In our last number we promised to say something further on this interesting subject, and in doing so we shall call attention to one of the most remarkable pieces of impudence that has, for some time, fallen to our lot to chronicle. When we take wine with a friend, or buy it for our own use, we do so having an honest faith that it is pure ; and we should little suspect that any one would purposely attempt to deceive us, by giving or selling us that which they knew to be bad liquor ; yet we shall be obliged to doubt every wine, now that, (as many of our readers have doubtless seen,) a chemist advertises in the daily papers of this city, his "flavorings to produce, at a-moment's notice, any desired liquor." We are told that great improvements have lately been made in this branch of business, i. e., adulteration ; and in consequence, we can purchase of the aforesaid chemist a gallon or more of the essence or oil of any desired liquor, and by merely adding one barrel of pure spirits, the liquor will be manufactured, "fairly comparing with the best brands." Brandy of " four times the value of the original cost " can be thus artificially made ; and lastly, an oil for producing Catawba brandy is sold at a moderate price. These substances are all made and sold in New York, and no doubt, large quantities are consumed all over the country, the consumers imagining that they are drinking a genuine article. This craving for foreign flavor and foreign names has in a great measure ruined [the American wines as American, for, says a writer in Hunt's Merchants' Magazine, " a great evil in the manufacture of American wine consists in the endeavor to imitate foreign varieties—adulterations and all ; and it is owing to this that we have no American wine." It is asserted that there is not a solf-supporting vineyard in the United States, except the one producing Catawba ; and with the exception of one or two in California, not a fair sample of American wine. The sparkling Catawba of 1848 was a peculiar wine, having a flavor that has never been imitated, and which had not been before known ; but that is now scarce, and many inferior and adulterated varieties are passed upon the unwary for the genuine article. The only and perfect Way to discourage adulteration is to patronize and encourage home-grown wines, and accept them as such. It is very probable that, at the onset, they may be a little more expensive ; but if, by paying a little more, we can get a pure article, it is well worth the extra expense. We are afraid that if a commission was appointed to examine the liquors retailed over bars in this city alone, they would find very few quite pure. In gin would be discovered turpentine and peppermint ; in brandy, burnt sugar of the worst description, andbadspirits; whiskey would contain camphene ; port wine, infusion of logwood ; sherry, adulterated spirits called brandy, and other mixtures ; champagne would prove old gooseberry ; and claret would be difficult to examine, so multifarious would its ingredients be found. Without going any further than our own office, patents have been taken out through the Scientific American Agency for making champagne from cider, by impregnating it with carbonic acid ; and we understand that the business is not only a successful but a large one. Another, for giving to wines and spirits, by artificial means, in six months, that age and maturity which, in a natural way, many years could only bring. In fact, it is impossible to enumerate the impositions that are practised, and it is high time that some examination of the purity of eatables and drinkables was made by the authorities of every city. There is no doubt that a board of examiners, chemists, microscopists, and others, Shaving power to purchase, examine, and condemn all articles unfit for human consumption, would tend to increase the health of our cities and the honesty of dealers. Such a tribunal must some day be appointed, and the sooner the better, say we.

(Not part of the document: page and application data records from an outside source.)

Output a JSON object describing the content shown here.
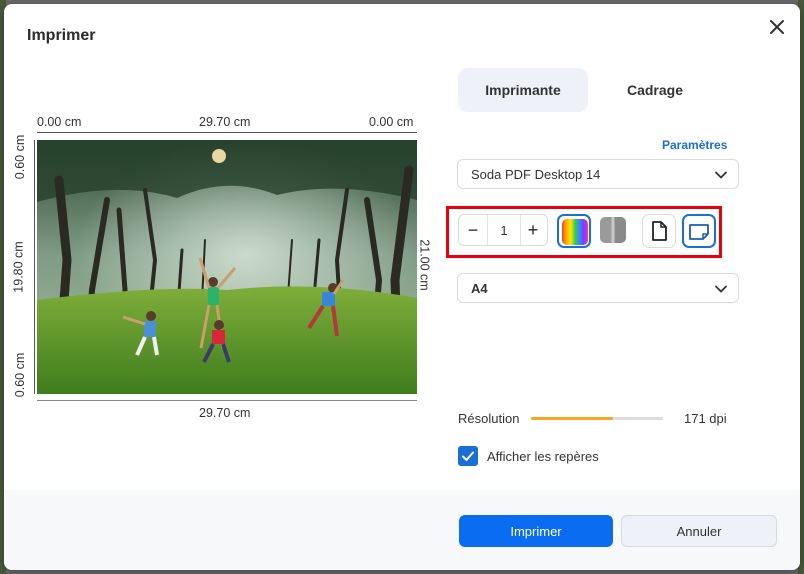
{
  "dialog": {
    "title": "Imprimer",
    "close_icon": "close-icon"
  },
  "preview": {
    "top_left": "0.00 cm",
    "top_center": "29.70 cm",
    "top_right": "0.00 cm",
    "bottom_center": "29.70 cm",
    "left_top": "0.60 cm",
    "left_middle": "19.80 cm",
    "left_bottom": "0.60 cm",
    "right_middle": "21.00 cm"
  },
  "tabs": [
    {
      "label": "Imprimante",
      "active": true
    },
    {
      "label": "Cadrage",
      "active": false
    }
  ],
  "settings": {
    "params_link": "Paramètres",
    "printer": "Soda PDF Desktop 14",
    "paper": "A4",
    "copies": "1",
    "minus": "−",
    "plus": "+"
  },
  "resolution": {
    "label": "Résolution",
    "value": "171 dpi",
    "level": 0.62
  },
  "show_marks": {
    "label": "Afficher les repères",
    "checked": true
  },
  "buttons": {
    "print": "Imprimer",
    "cancel": "Annuler"
  },
  "colors": {
    "accent": "#0a6cf0",
    "highlight": "#e8000a",
    "slider": "#f5a623"
  }
}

This article was originally published with the title "Wine Adulteration"